What is the difference in the two asks? Connection. When a person close to our heart needs something, we are impelled to do it. Our hearts and our brains want to do it. When we help someone we are not connected to, we are compelled to do it (which is to mean that we may feel coerced, pushed, obliged). This is such a crucial difference that everything hangs in the balance.
Your daughter is not cooperating because she doesn’t have a reason to cooperate. She is going to get your attention one way or another, and her hurting heart is getting it through fights. What she wants badly is for you to hold on to her and not let her go, but her behavior leads you to do the opposite. You push, you drag, you force. The more this happens, the needier she gets. The more needy she becomes, the worse the behavior becomes. It is a cycle of frustration that sees no end in sight.
But she doesn’t want this. Children are not programmed to be emotionally and physically apart from those they love (at least, not like this). Your daughter wants to cooperate, she just doesn’t know what else to do. She doesn’t have the maturity to say, “Mom, I love you, and I need you to see me. I need you to hold me more. I need you to laugh and stop your angry face. I am afraid you think I am bad. I am afraid I am bad. I am afraid you love my sister more.” She can’t say these things because she is too young.
But there are some simple, effective and clear repairs here. Note I did not say “quick.” Anything you do to change your relationship is worthwhile and must land on your daughter in the manner it needs to. You are not in charge of this timing, and while this can be frustrating, knowing this can be freeing.
Let’s get a list going. (I love a list.)
1. Stop talking about what isn’t working. I think everyone in the family knows what isn’t working, and drawing more attention to it with language is not helping.
2. Have faith in your heart and soul that she wants to do and be better. That she wants to be a child who cooperates. Say that to her. Say, “I know your heart. I know what a great girl you are.” Despite all evidence to the contrary, you must say it. If you can’t keep the faith, who can?
3. Create opportunities for her to succeed.

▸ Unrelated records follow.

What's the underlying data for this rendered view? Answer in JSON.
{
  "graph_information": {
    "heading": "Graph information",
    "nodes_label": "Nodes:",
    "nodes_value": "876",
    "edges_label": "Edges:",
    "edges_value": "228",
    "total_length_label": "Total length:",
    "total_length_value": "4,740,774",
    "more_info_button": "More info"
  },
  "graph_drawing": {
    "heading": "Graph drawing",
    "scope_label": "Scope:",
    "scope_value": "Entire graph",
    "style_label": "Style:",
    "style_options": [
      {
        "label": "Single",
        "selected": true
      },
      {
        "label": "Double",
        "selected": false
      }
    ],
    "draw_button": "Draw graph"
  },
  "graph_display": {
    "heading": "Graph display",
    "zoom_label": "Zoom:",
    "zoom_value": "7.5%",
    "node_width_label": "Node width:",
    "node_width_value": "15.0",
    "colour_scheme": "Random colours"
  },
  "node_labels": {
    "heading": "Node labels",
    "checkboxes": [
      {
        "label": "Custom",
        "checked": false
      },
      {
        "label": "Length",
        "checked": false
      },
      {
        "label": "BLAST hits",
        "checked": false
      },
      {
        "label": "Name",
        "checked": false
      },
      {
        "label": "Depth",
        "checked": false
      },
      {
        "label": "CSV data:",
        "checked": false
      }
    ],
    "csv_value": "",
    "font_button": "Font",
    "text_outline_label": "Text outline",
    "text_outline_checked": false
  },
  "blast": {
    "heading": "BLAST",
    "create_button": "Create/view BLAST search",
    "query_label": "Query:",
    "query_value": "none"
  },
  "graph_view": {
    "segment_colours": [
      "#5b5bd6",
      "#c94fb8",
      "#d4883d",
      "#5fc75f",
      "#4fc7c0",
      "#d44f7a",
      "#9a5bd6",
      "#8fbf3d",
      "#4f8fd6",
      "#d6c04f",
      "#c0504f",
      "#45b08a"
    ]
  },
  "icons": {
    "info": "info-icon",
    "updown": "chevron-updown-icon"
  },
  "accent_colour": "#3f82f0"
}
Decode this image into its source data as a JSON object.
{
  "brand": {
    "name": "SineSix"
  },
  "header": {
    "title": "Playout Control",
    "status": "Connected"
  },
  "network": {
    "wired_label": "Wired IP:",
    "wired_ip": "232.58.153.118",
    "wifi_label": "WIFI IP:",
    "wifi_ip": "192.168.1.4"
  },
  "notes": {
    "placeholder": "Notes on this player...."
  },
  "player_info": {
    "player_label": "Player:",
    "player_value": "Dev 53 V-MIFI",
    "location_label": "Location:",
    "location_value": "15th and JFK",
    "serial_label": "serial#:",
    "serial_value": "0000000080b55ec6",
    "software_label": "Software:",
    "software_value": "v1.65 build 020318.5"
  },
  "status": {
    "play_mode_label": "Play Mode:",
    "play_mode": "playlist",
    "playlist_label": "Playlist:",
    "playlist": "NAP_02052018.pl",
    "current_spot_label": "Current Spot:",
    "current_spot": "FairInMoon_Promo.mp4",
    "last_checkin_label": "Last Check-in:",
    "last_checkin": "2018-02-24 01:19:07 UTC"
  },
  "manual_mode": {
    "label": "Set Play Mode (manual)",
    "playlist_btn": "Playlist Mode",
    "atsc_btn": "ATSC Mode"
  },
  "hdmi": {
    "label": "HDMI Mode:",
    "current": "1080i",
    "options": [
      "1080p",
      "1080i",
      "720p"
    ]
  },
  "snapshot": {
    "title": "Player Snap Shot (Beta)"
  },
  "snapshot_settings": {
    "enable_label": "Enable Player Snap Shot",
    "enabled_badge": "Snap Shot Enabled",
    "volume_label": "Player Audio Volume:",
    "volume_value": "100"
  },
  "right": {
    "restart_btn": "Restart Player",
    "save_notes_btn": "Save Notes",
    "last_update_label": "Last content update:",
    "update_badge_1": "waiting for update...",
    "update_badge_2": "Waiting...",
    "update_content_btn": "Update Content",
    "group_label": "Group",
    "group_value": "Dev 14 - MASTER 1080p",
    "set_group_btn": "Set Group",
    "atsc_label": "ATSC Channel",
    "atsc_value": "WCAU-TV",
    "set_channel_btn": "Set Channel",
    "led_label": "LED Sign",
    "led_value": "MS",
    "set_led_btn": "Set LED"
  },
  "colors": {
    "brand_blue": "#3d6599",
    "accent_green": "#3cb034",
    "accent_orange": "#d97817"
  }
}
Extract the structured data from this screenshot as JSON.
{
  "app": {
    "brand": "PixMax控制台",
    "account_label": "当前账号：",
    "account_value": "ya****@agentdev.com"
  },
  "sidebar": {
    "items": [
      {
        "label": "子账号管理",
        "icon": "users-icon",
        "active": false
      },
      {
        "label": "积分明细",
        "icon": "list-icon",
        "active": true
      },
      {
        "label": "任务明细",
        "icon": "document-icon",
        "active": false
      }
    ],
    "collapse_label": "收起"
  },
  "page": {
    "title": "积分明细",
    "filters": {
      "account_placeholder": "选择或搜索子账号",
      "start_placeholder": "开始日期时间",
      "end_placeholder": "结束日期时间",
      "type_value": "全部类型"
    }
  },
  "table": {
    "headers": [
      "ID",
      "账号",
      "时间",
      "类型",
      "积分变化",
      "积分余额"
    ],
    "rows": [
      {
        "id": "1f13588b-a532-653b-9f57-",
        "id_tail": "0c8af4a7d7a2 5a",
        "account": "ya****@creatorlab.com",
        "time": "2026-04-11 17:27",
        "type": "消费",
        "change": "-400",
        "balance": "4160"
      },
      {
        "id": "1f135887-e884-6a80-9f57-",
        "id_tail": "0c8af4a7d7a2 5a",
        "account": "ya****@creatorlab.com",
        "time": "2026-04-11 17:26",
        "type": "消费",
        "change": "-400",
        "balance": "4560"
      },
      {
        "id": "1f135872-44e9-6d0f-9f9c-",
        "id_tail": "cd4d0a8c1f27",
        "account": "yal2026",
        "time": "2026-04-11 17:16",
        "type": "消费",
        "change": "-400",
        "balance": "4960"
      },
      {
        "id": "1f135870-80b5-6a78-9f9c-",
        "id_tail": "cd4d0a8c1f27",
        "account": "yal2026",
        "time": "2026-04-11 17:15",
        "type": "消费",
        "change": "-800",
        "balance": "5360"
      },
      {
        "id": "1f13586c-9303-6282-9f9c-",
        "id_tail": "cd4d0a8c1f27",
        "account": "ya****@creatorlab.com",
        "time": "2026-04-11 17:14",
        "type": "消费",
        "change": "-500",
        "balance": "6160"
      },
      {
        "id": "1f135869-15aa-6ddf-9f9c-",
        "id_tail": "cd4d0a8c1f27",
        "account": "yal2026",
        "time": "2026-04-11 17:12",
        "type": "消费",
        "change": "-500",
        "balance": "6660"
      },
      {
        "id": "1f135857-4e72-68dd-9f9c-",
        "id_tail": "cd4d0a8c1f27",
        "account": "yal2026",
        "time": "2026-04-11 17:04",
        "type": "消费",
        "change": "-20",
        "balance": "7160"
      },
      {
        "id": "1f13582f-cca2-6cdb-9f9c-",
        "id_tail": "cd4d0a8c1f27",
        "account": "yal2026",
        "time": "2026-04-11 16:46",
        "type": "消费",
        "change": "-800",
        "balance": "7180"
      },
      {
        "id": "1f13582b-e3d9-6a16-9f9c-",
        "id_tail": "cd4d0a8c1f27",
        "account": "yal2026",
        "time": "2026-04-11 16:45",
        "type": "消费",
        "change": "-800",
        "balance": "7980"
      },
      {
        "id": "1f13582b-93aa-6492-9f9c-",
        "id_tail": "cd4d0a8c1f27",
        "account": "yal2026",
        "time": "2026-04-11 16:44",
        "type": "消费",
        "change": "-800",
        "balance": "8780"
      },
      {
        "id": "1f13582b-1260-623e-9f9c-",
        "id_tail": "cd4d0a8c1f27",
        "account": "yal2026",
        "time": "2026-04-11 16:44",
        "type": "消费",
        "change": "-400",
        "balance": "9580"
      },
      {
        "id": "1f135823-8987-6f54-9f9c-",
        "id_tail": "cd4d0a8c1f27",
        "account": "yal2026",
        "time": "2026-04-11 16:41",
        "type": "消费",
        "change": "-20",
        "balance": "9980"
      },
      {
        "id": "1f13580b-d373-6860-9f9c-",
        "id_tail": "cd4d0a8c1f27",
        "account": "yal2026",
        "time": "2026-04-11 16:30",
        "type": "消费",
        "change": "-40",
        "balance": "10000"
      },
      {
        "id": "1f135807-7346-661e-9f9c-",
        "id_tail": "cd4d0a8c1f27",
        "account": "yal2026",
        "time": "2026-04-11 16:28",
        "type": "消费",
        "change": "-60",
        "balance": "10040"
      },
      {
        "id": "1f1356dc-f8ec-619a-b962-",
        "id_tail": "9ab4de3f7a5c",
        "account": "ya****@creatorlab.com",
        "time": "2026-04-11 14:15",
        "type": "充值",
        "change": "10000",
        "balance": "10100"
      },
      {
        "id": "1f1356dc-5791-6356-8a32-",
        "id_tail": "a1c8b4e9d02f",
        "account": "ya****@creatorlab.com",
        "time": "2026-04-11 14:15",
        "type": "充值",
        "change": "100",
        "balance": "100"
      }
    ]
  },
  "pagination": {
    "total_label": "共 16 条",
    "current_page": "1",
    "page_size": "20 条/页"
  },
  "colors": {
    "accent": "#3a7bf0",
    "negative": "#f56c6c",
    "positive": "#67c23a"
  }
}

It really doesn’t matter how small or insignificant it may be, any positivity is a pivot in the right direction. Do not expect her to wake up one morning and change. You must create situations where she is noticed for her kindness, cooperation and essentially, the fact that she is alive and deserving of love.
4. Highlight when something goes well, but don’t get “cheerlead-y.” You don’t want to praise and become too obvious about what is going well; you simply want to notice and thank her when she demonstrates cooperation. Think quiet talks at bedtime or in the car. Like Fonzie, “be cool.”
5. Above all, create time and space where you look into her eyes and listen to her. Whether that is in the library, hiking, snuggling, playing sports, actively create times where she is away from her sister and feels valued. These are not times to teach or lecture. This is about you understanding what makes her tick.
Note that I say nothing about discipline and consequences. I strongly suggest you not take a punitive angle here. It will further distance you from her, hampering your ability to have a good influence on her. To reach her heart, you must access it with kindness and gentleness. Does that mean she doesn’t need to be moved along? She does. Just do it as wordlessly and as kindly as you can. If she is crying or angry, so be it. Just don’t pile on with lectures, threats, bribes or anger. Easier said than done, but alas, that is life.
Meghan is the mother of three daughters. She holds a bachelor’s degree in English and secondary education, a master’s degree in school counseling and is a certified parent coach.